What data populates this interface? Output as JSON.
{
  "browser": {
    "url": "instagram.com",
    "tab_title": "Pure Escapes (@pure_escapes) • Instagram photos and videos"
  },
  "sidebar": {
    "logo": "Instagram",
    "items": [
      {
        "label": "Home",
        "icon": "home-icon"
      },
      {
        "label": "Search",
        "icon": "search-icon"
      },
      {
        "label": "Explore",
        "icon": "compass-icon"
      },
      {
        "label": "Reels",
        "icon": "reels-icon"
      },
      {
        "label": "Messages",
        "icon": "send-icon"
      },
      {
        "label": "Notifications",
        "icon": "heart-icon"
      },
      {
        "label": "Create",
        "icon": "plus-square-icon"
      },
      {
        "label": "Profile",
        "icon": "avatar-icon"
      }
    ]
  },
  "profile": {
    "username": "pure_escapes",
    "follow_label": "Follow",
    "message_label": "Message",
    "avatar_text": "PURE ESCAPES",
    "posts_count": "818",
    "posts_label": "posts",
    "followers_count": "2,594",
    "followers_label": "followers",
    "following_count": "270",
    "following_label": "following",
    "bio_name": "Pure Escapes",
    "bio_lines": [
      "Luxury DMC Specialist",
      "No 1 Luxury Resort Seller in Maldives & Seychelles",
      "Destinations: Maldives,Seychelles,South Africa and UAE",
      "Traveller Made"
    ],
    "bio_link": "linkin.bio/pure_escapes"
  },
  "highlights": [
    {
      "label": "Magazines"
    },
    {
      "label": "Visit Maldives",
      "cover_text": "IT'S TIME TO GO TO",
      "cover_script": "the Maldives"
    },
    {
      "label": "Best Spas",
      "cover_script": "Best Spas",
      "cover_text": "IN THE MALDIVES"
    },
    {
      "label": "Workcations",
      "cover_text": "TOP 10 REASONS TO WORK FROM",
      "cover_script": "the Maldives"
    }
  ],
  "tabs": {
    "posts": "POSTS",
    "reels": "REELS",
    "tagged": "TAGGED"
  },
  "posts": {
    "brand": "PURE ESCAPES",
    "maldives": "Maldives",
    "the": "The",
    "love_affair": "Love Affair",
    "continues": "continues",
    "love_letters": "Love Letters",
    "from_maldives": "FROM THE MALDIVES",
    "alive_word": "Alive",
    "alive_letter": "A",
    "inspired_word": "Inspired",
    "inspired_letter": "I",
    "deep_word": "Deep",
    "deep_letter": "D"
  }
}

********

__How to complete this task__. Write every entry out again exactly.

__Answer to this problem__.
What data populates this interface? Output as JSON.
{
  "browser": {
    "url": "instagram.com",
    "tab_title": "Pure Escapes (@pure_escapes) • Instagram photos and videos"
  },
  "sidebar": {
    "logo": "Instagram",
    "items": [
      {
        "label": "Home",
        "icon": "home-icon"
      },
      {
        "label": "Search",
        "icon": "search-icon"
      },
      {
        "label": "Explore",
        "icon": "compass-icon"
      },
      {
        "label": "Reels",
        "icon": "reels-icon"
      },
      {
        "label": "Messages",
        "icon": "send-icon"
      },
      {
        "label": "Notifications",
        "icon": "heart-icon"
      },
      {
        "label": "Create",
        "icon": "plus-square-icon"
      },
      {
        "label": "Profile",
        "icon": "avatar-icon"
      }
    ]
  },
  "profile": {
    "username": "pure_escapes",
    "follow_label": "Follow",
    "message_label": "Message",
    "avatar_text": "PURE ESCAPES",
    "posts_count": "818",
    "posts_label": "posts",
    "followers_count": "2,594",
    "followers_label": "followers",
    "following_count": "270",
    "following_label": "following",
    "bio_name": "Pure Escapes",
    "bio_lines": [
      "Luxury DMC Specialist",
      "No 1 Luxury Resort Seller in Maldives & Seychelles",
      "Destinations: Maldives,Seychelles,South Africa and UAE",
      "Traveller Made"
    ],
    "bio_link": "linkin.bio/pure_escapes"
  },
  "highlights": [
    {
      "label": "Magazines"
    },
    {
      "label": "Visit Maldives",
      "cover_text": "IT'S TIME TO GO TO",
      "cover_script": "the Maldives"
    },
    {
      "label": "Best Spas",
      "cover_script": "Best Spas",
      "cover_text": "IN THE MALDIVES"
    },
    {
      "label": "Workcations",
      "cover_text": "TOP 10 REASONS TO WORK FROM",
      "cover_script": "the Maldives"
    }
  ],
  "tabs": {
    "posts": "POSTS",
    "reels": "REELS",
    "tagged": "TAGGED"
  },
  "posts": {
    "brand": "PURE ESCAPES",
    "maldives": "Maldives",
    "the": "The",
    "love_affair": "Love Affair",
    "continues": "continues",
    "love_letters": "Love Letters",
    "from_maldives": "FROM THE MALDIVES",
    "alive_word": "Alive",
    "alive_letter": "A",
    "inspired_word": "Inspired",
    "inspired_letter": "I",
    "deep_word": "Deep",
    "deep_letter": "D"
  }
}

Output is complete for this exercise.